Cybercriminals are now moving away from popular crytpos like Bitcoin to less recognised virtual currencies, like Monero.

Cybercriminals are now moving away from popular crytpos like Bitcoin to less recognised virtual currencies, like Monero.

Albeit we hear a lot of hype about cryptocurrencies like Bitcoin, Ethereum, Litecoin and the blockchain, cybercriminals are now moving away from these popular crytpos to less recognised virtual currencies, like Monero, that provide greater anonymity. The findings were announced on Friday, as are part of a larger nine-month study titled 'Into the Web of Profit' sponsored by the cybersecurity advisory.

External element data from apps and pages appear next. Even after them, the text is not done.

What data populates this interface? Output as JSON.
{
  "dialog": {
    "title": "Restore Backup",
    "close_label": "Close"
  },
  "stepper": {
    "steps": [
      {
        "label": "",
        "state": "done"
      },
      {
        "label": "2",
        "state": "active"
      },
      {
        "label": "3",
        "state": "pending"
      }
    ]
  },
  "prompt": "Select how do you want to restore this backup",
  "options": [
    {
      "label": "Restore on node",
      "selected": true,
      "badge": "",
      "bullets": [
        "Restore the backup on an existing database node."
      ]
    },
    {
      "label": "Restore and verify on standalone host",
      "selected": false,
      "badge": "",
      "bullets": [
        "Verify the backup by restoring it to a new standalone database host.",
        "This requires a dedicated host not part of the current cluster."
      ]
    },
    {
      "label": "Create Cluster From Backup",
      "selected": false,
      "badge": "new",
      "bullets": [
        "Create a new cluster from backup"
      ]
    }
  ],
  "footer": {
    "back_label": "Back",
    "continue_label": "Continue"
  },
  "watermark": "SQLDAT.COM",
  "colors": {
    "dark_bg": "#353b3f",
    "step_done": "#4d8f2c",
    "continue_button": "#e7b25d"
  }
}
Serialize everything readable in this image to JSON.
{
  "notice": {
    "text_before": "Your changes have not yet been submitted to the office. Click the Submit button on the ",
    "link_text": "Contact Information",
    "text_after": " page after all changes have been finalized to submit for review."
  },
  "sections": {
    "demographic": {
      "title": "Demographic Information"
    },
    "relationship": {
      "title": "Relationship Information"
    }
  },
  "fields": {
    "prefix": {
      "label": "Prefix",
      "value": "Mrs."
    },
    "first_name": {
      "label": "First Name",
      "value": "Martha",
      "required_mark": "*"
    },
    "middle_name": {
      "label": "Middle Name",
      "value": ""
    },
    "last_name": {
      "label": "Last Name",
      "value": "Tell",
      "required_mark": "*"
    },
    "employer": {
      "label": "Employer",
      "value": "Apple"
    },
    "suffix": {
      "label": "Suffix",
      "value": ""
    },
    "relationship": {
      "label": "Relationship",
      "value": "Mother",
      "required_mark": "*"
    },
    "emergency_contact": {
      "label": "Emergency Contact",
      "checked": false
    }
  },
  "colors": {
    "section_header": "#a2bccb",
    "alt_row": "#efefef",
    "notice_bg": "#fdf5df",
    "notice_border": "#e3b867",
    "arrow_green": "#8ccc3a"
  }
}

Covert data collection found that PayPal and other digital payment systems are employed by cybercriminals to launder money.

“Today it is easy for hackers to infect machines, steal data, and hold businesses and individuals for ransom or sell stolen IP because enterprise defences are not fit for purpose,” said Gregory Webb, CEO of Bromium in a statement. “It is equally easy for them to wash that money and convert it into cash – and the rise in use of unregulated, virtual currencies is making this even easier.” Webb added.

Many cybercriminals are using virtual currency to make property purchases which convert illegal proceeds into legitimate cash and assets, Bromium warned. Websites such as Bitcoin Real Estate offer everything from penthouse suites and lavish mansions, to 160-acre private islands, all with the option to buy using bitcoins. Properties purchased with cryptocurrency are not as closely scrutinised because cryptocurrencie aren’t regulated by any central banks or governments, Mromium noted.

Cybercriminals are spending “considerable time” converting stolen income into video game currency or in-game items like gold.

Cybercriminals are spending “considerable time” converting stolen income into video game currency or in-game items like gold.

The study found that nearly 25 percent of total property sales are predicted to be in cryptocurrency in the next few years. This is concerning financial analysts who worry that allowing swifter, more covert transactions, many with criminal origins, will disrupt global property markets. Further, covert data collection found that PayPal and other digital payment systems are employed by cybercriminals to launder money.

The report also indicates that cybercriminals are spending “considerable time” converting stolen income into video game currency or in-game items like gold, which are then converted into bitcoin or other electronic formats. Games such as Minecraft, FIFA, World of Warcraft, Final Fantasy, Star Wars Online and GTA 5 are among the most popular options because they allow covert interactions with other players that allow trade of currency and goods.

“Gaming currencies and items that can be easily converted and moved across borders offer an attractive prospect to cybercriminals,” said the report's author, Dr. Michael McGuire, senior lecturer in Criminology at Surrey University. “The attraction is obvious. It’s digital, so is an easily convertible way of acquiring and transferring cyber-crime revenue,” McGuire said in a statement.

The full findings will be presented at the RSA Conference in April.